This brings us to “Back to Work,” an uptempo celebration. A labor representative is able to tell his union members that the strike they’d started and endured is now over. The brisk pace of the song lets us see that the workers didn’t strike simply because they were lazy; they always wanted to work, but they demanded their fair share for their labors.   Singing that one (as well as the spritely “Sunday in the Park”) is Jack Carroll, the show-biz name that one Vincenzo Riccio chose for himself. During the late ‘50s and early ‘60s, Carroll was called “King of the Demos” – meaning that he was often the first to record songs from upcoming musicals on “demonstration records” that would entice famous pop singers to cover them and convert into hits.   And who was “Queen of the Demos?” Why, Rose Marie Jun, who appears on this album, too. Pins and Needles gave these two the chance to emerge from behind the scenes and take center stage at the microphone.   Together they do “One Big Union for Two,” where they play lovers who couch their romance in workingman’s terms. (“I'm on a campaign to make you mine. I'll picket you until you sign,” sings Carroll; Jun responds with “We won't have sit-downs inside our gate. We'll never need to arbitrate.”) An irony: Carroll also mentions the AF of L (American Federation of Labor) and the CIO (Congress of Industrial Unions), which were bitter rivals then, but they would in 1955 merge to make one big union for millions.   Later Carroll and Jun do “I’ve Got the Nerve to Be in Love,” which stresses that even poor tailors, dressmakers, cutters and pressers are entitled to some happiness. Contemporary audiences may not get the reference in “We know that we're included in one third of a nation.” This one third of a nation (yes, all lower-case letters) was a Federal Theatre Project play in its “Living Newspaper” series that may well have originated the expression “ripped from the headlines.” This edition addressed the issue of how slums were lamentably increasingly in New York. While that doesn’t sound like a show that would be a box-office bonanza, the hard-hitting drama played most of 1938. What’s more, its home was the Adelphi, Broadway’s poor-relation theater on far-away 54th Street. But at 237 performances, one third of a nation was one of the house’s longest-running shows.   Jun also gets a song which, alas, hasn’t dated at all. Today’s recent college graduates will nod in sober recognition when hearing the plight of a young miss who spent a fortune on tuition, studied hard, got on the Dean’s List, was graduated with honors, found no job worthy of her education – and wound up behind a cash register in the bras-and-girdles department at Macy’s. Our lass makes light of the situation and shows a sunny disposish – well, at least most of the time – in “Chain Story Daisy.” Best line about her customers’ bodies: “I make the big things small, and the small things bigger.”   But the song most associated with Pins and Needles is Jun’s, too: “Sing Me a Song with Social Significance.” One lyric goes “I want a ditty with heat in it; appealing with feeling and meat in it.” Sounds like something Brecht and Weill might have written, no? And yet, Rome provides a jaunty melody to show that the singer has a sense of fun about her and isn’t all business.   While Pins and Needles’ original 1937 “orchestra” consisted of two pianos (one of which Rome himself played), the recording offers us a bit more: a piano, guitar, bass and drums. Special kudos to pianist Stan Freeman, who is so nimble and quick that he makes Jack in the nursery rhyme seem like The Snail with the Mail. And while Broadway musicals usually sound best with full orchestras (and no synthesizers), intimate revues lend themselves to this treatment. Having the modest band will allow you some nice late-night listening while you sip champ –   No, make that beer. Pins and Needles was and always will be a working man’s show.  
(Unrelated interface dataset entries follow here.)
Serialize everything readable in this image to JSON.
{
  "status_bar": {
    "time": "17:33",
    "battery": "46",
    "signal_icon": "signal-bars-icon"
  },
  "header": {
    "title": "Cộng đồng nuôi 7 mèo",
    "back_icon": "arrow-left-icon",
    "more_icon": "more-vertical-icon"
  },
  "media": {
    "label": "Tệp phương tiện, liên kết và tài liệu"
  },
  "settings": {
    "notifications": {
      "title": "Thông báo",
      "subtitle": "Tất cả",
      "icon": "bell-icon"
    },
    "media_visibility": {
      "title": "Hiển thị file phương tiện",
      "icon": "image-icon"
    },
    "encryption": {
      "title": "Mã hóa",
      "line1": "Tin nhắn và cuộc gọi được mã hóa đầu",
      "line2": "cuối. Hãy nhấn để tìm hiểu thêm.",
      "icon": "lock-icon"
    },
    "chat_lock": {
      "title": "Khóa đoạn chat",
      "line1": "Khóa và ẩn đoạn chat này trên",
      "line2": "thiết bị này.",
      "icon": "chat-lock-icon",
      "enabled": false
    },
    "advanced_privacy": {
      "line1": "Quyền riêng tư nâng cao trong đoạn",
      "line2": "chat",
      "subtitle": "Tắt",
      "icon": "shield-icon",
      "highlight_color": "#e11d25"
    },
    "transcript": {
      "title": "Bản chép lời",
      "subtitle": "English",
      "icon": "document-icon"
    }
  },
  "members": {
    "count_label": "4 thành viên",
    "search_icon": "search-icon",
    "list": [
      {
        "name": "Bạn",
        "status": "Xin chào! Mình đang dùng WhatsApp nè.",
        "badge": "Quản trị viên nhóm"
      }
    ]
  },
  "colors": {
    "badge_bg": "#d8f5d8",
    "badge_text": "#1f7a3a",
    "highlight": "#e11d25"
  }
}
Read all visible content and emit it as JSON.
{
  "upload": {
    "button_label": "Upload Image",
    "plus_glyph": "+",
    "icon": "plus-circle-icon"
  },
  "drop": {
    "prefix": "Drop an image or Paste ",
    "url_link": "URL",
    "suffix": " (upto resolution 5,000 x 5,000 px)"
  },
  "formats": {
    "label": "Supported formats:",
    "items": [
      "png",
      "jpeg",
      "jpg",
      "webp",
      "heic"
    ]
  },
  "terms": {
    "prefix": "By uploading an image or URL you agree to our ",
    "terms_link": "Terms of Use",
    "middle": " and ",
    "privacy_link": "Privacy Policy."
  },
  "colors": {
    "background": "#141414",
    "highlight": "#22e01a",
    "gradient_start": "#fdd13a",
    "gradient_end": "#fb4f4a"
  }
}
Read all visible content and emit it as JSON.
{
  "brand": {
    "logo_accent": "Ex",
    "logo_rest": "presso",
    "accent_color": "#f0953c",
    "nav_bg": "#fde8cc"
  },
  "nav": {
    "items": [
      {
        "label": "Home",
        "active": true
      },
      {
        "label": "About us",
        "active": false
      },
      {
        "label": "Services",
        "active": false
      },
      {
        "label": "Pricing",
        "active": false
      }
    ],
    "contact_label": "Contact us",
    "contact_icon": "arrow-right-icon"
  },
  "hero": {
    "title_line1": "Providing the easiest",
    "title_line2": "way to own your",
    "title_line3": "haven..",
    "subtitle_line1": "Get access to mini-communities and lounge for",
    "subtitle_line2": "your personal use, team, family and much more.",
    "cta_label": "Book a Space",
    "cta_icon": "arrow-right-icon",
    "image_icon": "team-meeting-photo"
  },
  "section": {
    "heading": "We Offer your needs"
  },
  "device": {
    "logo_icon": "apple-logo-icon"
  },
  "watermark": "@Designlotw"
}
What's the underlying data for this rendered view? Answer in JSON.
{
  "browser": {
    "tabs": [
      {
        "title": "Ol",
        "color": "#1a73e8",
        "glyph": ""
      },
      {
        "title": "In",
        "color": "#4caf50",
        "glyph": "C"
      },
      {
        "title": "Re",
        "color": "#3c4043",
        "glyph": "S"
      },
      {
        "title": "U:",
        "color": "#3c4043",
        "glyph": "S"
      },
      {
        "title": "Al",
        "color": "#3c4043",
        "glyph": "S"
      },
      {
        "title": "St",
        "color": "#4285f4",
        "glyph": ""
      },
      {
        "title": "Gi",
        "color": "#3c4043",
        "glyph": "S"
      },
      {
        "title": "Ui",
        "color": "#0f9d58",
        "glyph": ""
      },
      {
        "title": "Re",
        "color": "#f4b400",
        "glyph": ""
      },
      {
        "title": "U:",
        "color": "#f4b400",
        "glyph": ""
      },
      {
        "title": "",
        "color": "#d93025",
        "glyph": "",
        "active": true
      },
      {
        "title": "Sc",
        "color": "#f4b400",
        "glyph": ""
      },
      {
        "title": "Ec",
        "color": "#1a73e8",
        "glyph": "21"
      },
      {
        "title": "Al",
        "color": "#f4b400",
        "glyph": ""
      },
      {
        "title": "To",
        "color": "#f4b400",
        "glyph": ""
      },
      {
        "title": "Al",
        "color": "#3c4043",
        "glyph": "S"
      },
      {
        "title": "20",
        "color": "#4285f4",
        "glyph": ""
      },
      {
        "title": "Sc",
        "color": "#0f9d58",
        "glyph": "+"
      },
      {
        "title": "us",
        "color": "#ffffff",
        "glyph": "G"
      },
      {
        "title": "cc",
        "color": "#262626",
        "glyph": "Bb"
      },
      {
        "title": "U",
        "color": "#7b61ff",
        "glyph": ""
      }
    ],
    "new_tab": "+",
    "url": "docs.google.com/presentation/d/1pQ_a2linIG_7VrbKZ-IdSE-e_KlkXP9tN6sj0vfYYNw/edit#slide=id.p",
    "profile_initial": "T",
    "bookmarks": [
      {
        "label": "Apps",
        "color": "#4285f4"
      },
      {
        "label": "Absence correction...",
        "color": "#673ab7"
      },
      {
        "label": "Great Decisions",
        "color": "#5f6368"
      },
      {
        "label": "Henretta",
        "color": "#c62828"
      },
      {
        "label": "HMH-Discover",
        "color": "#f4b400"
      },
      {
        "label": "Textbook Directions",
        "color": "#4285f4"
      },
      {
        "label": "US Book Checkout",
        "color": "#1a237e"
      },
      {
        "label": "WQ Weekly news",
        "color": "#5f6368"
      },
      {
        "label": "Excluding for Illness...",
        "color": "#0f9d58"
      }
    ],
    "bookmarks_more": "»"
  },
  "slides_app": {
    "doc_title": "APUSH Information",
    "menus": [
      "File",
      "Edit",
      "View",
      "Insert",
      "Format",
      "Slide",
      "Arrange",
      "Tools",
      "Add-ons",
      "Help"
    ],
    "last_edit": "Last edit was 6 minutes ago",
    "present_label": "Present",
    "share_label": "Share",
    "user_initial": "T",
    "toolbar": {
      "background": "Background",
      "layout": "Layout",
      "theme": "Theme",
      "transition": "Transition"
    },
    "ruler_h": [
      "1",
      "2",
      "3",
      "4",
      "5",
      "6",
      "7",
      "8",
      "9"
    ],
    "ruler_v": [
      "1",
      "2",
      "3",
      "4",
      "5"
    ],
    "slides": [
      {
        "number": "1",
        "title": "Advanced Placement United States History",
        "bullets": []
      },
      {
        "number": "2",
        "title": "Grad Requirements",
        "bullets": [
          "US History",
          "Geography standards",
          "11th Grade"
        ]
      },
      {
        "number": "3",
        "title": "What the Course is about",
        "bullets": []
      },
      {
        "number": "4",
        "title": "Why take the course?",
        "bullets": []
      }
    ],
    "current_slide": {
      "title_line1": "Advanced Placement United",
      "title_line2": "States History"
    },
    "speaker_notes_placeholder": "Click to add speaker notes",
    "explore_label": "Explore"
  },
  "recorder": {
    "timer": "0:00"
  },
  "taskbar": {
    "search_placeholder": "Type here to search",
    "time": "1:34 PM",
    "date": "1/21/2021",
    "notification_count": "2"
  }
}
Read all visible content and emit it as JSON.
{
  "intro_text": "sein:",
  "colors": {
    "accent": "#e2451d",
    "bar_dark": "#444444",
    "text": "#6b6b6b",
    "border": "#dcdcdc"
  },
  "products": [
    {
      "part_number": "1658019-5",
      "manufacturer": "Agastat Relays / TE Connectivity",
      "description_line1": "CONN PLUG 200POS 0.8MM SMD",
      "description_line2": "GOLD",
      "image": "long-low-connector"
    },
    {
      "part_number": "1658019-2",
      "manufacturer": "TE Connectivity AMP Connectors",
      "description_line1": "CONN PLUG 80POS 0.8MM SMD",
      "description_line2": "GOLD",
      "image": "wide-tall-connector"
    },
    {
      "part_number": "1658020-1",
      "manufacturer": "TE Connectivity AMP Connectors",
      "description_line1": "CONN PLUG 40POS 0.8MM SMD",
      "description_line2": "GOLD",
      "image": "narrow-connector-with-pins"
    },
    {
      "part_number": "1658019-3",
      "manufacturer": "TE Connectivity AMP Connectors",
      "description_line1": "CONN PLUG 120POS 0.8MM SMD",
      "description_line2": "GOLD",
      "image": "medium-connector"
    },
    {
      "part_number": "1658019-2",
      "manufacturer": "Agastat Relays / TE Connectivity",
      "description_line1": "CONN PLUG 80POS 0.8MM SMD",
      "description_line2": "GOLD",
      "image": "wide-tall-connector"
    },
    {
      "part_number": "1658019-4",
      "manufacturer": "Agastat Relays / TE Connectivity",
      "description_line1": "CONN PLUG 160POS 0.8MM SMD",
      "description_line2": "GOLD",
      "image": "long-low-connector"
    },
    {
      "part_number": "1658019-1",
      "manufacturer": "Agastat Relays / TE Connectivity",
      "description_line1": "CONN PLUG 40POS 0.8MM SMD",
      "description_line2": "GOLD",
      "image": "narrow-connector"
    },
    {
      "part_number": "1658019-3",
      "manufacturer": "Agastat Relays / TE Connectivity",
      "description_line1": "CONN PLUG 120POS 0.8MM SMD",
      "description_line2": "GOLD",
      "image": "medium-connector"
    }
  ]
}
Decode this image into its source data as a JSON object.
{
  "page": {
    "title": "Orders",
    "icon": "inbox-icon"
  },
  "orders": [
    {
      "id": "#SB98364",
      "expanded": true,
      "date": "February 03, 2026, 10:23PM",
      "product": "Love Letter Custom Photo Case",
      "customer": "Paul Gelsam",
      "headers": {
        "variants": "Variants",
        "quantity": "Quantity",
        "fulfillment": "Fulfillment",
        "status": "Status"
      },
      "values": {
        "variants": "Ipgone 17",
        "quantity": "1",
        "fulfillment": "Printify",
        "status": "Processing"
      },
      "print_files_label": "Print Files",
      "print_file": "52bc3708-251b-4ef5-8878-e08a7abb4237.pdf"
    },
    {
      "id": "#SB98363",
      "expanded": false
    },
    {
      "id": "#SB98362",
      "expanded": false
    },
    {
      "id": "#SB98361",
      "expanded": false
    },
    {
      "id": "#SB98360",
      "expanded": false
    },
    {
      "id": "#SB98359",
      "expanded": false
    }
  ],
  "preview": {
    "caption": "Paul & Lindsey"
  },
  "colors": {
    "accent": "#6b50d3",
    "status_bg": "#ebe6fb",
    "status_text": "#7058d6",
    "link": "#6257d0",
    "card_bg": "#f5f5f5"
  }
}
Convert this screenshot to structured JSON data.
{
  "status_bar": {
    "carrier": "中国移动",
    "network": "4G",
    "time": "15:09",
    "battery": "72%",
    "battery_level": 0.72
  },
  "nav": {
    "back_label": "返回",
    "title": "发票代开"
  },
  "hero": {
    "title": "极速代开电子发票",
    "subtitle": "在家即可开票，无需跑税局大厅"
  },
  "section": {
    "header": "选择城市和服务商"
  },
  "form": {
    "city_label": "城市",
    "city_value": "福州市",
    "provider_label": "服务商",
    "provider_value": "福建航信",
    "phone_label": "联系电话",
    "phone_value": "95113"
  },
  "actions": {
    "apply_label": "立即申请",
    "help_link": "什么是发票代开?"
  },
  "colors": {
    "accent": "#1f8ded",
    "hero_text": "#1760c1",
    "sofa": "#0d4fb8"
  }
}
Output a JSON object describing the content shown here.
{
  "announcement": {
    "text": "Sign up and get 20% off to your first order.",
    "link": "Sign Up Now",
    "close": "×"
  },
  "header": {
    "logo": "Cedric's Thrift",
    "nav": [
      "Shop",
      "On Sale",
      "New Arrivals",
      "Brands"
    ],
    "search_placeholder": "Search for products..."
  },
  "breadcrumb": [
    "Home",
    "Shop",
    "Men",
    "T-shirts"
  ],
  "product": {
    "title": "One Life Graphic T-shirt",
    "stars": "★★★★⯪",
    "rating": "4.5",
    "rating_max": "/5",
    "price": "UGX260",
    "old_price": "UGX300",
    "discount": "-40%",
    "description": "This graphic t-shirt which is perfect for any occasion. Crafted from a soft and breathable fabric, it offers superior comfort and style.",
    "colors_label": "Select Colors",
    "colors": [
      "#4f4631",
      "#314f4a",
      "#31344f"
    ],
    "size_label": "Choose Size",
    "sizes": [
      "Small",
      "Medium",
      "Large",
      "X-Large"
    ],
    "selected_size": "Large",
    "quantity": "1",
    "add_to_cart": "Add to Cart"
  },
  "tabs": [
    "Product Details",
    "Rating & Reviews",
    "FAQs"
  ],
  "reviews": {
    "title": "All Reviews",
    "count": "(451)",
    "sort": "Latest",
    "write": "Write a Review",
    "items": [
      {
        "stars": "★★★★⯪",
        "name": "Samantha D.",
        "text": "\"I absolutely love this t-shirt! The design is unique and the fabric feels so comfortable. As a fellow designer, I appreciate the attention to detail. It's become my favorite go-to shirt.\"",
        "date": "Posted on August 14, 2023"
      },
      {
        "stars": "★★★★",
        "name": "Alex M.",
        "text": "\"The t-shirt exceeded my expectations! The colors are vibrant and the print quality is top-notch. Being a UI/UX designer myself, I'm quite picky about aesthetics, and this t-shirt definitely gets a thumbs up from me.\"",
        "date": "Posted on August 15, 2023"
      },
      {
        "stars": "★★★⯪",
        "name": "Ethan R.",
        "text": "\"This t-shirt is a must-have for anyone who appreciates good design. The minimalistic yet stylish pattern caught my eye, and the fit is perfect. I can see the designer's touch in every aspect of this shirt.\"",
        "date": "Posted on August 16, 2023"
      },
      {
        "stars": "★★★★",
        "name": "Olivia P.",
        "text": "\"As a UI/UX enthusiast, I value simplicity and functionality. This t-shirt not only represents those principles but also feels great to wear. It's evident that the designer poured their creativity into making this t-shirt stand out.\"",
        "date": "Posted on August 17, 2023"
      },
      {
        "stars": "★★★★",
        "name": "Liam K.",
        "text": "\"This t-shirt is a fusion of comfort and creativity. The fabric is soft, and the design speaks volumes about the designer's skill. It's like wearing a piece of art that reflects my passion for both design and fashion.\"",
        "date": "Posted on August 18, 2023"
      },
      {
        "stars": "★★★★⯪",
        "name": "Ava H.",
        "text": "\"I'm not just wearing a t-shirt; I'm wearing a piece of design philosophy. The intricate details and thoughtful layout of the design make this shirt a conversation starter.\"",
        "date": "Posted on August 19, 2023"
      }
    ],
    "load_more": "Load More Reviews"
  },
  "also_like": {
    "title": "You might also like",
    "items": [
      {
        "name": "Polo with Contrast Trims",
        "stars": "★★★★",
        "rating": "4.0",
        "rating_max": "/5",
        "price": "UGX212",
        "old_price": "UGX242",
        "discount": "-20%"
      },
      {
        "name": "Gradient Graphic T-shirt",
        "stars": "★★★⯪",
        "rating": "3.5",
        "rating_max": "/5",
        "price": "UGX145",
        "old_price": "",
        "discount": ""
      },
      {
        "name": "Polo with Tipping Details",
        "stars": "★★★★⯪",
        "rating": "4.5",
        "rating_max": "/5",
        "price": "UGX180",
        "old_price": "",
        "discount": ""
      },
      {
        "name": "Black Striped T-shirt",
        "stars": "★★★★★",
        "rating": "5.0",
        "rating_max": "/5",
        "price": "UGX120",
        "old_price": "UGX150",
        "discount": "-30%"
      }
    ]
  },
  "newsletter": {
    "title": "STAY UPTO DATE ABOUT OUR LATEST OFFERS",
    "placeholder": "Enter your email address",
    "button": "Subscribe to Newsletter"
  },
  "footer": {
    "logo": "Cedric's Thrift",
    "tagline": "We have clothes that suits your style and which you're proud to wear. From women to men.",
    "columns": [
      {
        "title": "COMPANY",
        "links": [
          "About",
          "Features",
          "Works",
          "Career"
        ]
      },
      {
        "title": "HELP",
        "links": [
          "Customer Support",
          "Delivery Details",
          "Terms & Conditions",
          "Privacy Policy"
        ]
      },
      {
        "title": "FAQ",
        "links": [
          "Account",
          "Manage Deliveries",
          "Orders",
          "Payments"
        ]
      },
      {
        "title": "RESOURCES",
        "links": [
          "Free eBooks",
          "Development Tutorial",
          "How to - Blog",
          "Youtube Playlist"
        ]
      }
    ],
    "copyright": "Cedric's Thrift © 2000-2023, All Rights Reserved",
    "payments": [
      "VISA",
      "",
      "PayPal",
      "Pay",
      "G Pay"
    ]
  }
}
Peter Filichia also writes a column each Friday at and at His books on musicals are available at